Activity: Your job is to reproduce all of the data exactly.
==*==
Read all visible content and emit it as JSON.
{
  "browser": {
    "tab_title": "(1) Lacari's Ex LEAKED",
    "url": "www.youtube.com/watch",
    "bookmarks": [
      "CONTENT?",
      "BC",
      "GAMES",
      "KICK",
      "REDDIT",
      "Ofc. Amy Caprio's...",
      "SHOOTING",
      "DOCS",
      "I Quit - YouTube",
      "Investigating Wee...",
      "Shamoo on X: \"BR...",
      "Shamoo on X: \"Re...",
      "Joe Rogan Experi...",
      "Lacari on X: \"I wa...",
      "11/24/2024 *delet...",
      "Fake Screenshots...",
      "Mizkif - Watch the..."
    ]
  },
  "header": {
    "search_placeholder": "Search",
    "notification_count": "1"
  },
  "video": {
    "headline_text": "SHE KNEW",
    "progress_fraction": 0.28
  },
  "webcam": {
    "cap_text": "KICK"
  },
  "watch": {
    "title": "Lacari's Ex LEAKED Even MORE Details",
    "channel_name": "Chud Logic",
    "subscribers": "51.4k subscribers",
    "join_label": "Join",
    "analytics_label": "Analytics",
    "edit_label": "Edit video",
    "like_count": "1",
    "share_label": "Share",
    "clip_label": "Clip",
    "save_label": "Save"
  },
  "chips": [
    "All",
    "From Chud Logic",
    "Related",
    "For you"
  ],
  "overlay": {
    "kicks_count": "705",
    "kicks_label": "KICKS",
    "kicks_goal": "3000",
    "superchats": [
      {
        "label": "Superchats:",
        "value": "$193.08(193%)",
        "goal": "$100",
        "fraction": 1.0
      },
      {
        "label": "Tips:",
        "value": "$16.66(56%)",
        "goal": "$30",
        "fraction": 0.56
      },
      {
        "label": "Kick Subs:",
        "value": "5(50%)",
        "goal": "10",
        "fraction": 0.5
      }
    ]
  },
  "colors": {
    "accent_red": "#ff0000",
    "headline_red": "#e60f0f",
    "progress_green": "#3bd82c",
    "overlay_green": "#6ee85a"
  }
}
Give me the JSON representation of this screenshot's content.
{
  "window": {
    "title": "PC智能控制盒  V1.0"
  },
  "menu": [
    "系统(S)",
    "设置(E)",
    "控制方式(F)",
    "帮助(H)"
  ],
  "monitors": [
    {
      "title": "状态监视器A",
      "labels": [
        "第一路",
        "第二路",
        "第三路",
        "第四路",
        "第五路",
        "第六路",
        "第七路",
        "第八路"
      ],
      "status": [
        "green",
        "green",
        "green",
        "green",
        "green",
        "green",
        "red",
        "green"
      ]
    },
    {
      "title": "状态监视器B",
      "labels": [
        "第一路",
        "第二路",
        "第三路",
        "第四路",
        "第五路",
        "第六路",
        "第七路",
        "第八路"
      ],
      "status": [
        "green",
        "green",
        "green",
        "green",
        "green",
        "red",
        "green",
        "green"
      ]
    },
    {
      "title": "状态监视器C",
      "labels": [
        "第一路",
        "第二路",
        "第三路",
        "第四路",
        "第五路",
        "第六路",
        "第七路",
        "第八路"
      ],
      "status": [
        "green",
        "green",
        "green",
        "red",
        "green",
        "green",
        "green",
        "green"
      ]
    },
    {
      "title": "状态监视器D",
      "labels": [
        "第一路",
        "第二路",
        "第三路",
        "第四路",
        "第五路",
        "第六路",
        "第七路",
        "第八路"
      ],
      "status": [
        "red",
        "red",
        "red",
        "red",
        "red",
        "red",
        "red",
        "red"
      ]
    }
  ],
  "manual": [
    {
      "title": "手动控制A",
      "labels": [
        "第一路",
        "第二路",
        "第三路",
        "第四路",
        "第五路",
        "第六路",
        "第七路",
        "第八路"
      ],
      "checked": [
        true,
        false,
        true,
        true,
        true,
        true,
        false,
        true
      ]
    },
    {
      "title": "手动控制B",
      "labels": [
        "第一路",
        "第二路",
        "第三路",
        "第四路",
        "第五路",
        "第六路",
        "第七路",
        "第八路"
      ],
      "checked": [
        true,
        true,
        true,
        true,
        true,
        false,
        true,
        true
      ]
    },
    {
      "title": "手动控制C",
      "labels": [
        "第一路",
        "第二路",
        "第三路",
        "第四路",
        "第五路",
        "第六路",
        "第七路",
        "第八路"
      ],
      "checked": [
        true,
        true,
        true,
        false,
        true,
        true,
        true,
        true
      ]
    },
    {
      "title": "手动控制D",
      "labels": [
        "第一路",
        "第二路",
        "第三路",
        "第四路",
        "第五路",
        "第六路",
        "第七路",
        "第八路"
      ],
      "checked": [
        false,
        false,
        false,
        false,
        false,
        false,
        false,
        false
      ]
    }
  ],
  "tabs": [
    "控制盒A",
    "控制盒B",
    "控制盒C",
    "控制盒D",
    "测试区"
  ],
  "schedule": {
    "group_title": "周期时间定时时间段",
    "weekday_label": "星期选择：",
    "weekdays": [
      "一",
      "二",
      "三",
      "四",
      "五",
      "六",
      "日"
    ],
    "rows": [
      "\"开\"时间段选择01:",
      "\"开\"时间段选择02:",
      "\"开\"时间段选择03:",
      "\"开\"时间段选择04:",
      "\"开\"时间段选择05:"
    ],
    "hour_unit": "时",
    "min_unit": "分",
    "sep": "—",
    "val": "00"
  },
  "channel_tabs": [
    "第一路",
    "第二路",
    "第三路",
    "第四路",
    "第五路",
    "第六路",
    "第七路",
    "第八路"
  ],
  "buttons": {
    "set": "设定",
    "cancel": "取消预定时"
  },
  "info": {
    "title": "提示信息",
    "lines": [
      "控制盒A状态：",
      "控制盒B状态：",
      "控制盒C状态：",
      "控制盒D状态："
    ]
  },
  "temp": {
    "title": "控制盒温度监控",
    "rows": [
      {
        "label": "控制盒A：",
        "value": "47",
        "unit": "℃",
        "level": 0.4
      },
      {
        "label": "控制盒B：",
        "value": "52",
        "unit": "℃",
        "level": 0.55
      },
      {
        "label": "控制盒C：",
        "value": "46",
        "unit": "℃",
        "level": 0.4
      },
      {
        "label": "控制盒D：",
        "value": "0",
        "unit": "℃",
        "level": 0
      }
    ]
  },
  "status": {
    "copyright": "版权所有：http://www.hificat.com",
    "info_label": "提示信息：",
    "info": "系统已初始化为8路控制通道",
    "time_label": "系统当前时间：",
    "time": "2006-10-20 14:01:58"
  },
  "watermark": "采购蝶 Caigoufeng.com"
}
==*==
Result for this exercise:
Read all visible content and emit it as JSON.
{
  "browser": {
    "tab_title": "(1) Lacari's Ex LEAKED",
    "url": "www.youtube.com/watch",
    "bookmarks": [
      "CONTENT?",
      "BC",
      "GAMES",
      "KICK",
      "REDDIT",
      "Ofc. Amy Caprio's...",
      "SHOOTING",
      "DOCS",
      "I Quit - YouTube",
      "Investigating Wee...",
      "Shamoo on X: \"BR...",
      "Shamoo on X: \"Re...",
      "Joe Rogan Experi...",
      "Lacari on X: \"I wa...",
      "11/24/2024 *delet...",
      "Fake Screenshots...",
      "Mizkif - Watch the..."
    ]
  },
  "header": {
    "search_placeholder": "Search",
    "notification_count": "1"
  },
  "video": {
    "headline_text": "SHE KNEW",
    "progress_fraction": 0.28
  },
  "webcam": {
    "cap_text": "KICK"
  },
  "watch": {
    "title": "Lacari's Ex LEAKED Even MORE Details",
    "channel_name": "Chud Logic",
    "subscribers": "51.4k subscribers",
    "join_label": "Join",
    "analytics_label": "Analytics",
    "edit_label": "Edit video",
    "like_count": "1",
    "share_label": "Share",
    "clip_label": "Clip",
    "save_label": "Save"
  },
  "chips": [
    "All",
    "From Chud Logic",
    "Related",
    "For you"
  ],
  "overlay": {
    "kicks_count": "705",
    "kicks_label": "KICKS",
    "kicks_goal": "3000",
    "superchats": [
      {
        "label": "Superchats:",
        "value": "$193.08(193%)",
        "goal": "$100",
        "fraction": 1.0
      },
      {
        "label": "Tips:",
        "value": "$16.66(56%)",
        "goal": "$30",
        "fraction": 0.56
      },
      {
        "label": "Kick Subs:",
        "value": "5(50%)",
        "goal": "10",
        "fraction": 0.5
      }
    ]
  },
  "colors": {
    "accent_red": "#ff0000",
    "headline_red": "#e60f0f",
    "progress_green": "#3bd82c",
    "overlay_green": "#6ee85a"
  }
}
Give me the JSON representation of this screenshot's content.
{
  "window": {
    "title": "PC智能控制盒  V1.0"
  },
  "menu": [
    "系统(S)",
    "设置(E)",
    "控制方式(F)",
    "帮助(H)"
  ],
  "monitors": [
    {
      "title": "状态监视器A",
      "labels": [
        "第一路",
        "第二路",
        "第三路",
        "第四路",
        "第五路",
        "第六路",
        "第七路",
        "第八路"
      ],
      "status": [
        "green",
        "green",
        "green",
        "green",
        "green",
        "green",
        "red",
        "green"
      ]
    },
    {
      "title": "状态监视器B",
      "labels": [
        "第一路",
        "第二路",
        "第三路",
        "第四路",
        "第五路",
        "第六路",
        "第七路",
        "第八路"
      ],
      "status": [
        "green",
        "green",
        "green",
        "green",
        "green",
        "red",
        "green",
        "green"
      ]
    },
    {
      "title": "状态监视器C",
      "labels": [
        "第一路",
        "第二路",
        "第三路",
        "第四路",
        "第五路",
        "第六路",
        "第七路",
        "第八路"
      ],
      "status": [
        "green",
        "green",
        "green",
        "red",
        "green",
        "green",
        "green",
        "green"
      ]
    },
    {
      "title": "状态监视器D",
      "labels": [
        "第一路",
        "第二路",
        "第三路",
        "第四路",
        "第五路",
        "第六路",
        "第七路",
        "第八路"
      ],
      "status": [
        "red",
        "red",
        "red",
        "red",
        "red",
        "red",
        "red",
        "red"
      ]
    }
  ],
  "manual": [
    {
      "title": "手动控制A",
      "labels": [
        "第一路",
        "第二路",
        "第三路",
        "第四路",
        "第五路",
        "第六路",
        "第七路",
        "第八路"
      ],
      "checked": [
        true,
        false,
        true,
        true,
        true,
        true,
        false,
        true
      ]
    },
    {
      "title": "手动控制B",
      "labels": [
        "第一路",
        "第二路",
        "第三路",
        "第四路",
        "第五路",
        "第六路",
        "第七路",
        "第八路"
      ],
      "checked": [
        true,
        true,
        true,
        true,
        true,
        false,
        true,
        true
      ]
    },
    {
      "title": "手动控制C",
      "labels": [
        "第一路",
        "第二路",
        "第三路",
        "第四路",
        "第五路",
        "第六路",
        "第七路",
        "第八路"
      ],
      "checked": [
        true,
        true,
        true,
        false,
        true,
        true,
        true,
        true
      ]
    },
    {
      "title": "手动控制D",
      "labels": [
        "第一路",
        "第二路",
        "第三路",
        "第四路",
        "第五路",
        "第六路",
        "第七路",
        "第八路"
      ],
      "checked": [
        false,
        false,
        false,
        false,
        false,
        false,
        false,
        false
      ]
    }
  ],
  "tabs": [
    "控制盒A",
    "控制盒B",
    "控制盒C",
    "控制盒D",
    "测试区"
  ],
  "schedule": {
    "group_title": "周期时间定时时间段",
    "weekday_label": "星期选择：",
    "weekdays": [
      "一",
      "二",
      "三",
      "四",
      "五",
      "六",
      "日"
    ],
    "rows": [
      "\"开\"时间段选择01:",
      "\"开\"时间段选择02:",
      "\"开\"时间段选择03:",
      "\"开\"时间段选择04:",
      "\"开\"时间段选择05:"
    ],
    "hour_unit": "时",
    "min_unit": "分",
    "sep": "—",
    "val": "00"
  },
  "channel_tabs": [
    "第一路",
    "第二路",
    "第三路",
    "第四路",
    "第五路",
    "第六路",
    "第七路",
    "第八路"
  ],
  "buttons": {
    "set": "设定",
    "cancel": "取消预定时"
  },
  "info": {
    "title": "提示信息",
    "lines": [
      "控制盒A状态：",
      "控制盒B状态：",
      "控制盒C状态：",
      "控制盒D状态："
    ]
  },
  "temp": {
    "title": "控制盒温度监控",
    "rows": [
      {
        "label": "控制盒A：",
        "value": "47",
        "unit": "℃",
        "level": 0.4
      },
      {
        "label": "控制盒B：",
        "value": "52",
        "unit": "℃",
        "level": 0.55
      },
      {
        "label": "控制盒C：",
        "value": "46",
        "unit": "℃",
        "level": 0.4
      },
      {
        "label": "控制盒D：",
        "value": "0",
        "unit": "℃",
        "level": 0
      }
    ]
  },
  "status": {
    "copyright": "版权所有：http://www.hificat.com",
    "info_label": "提示信息：",
    "info": "系统已初始化为8路控制通道",
    "time_label": "系统当前时间：",
    "time": "2006-10-20 14:01:58"
  },
  "watermark": "采购蝶 Caigoufeng.com"
}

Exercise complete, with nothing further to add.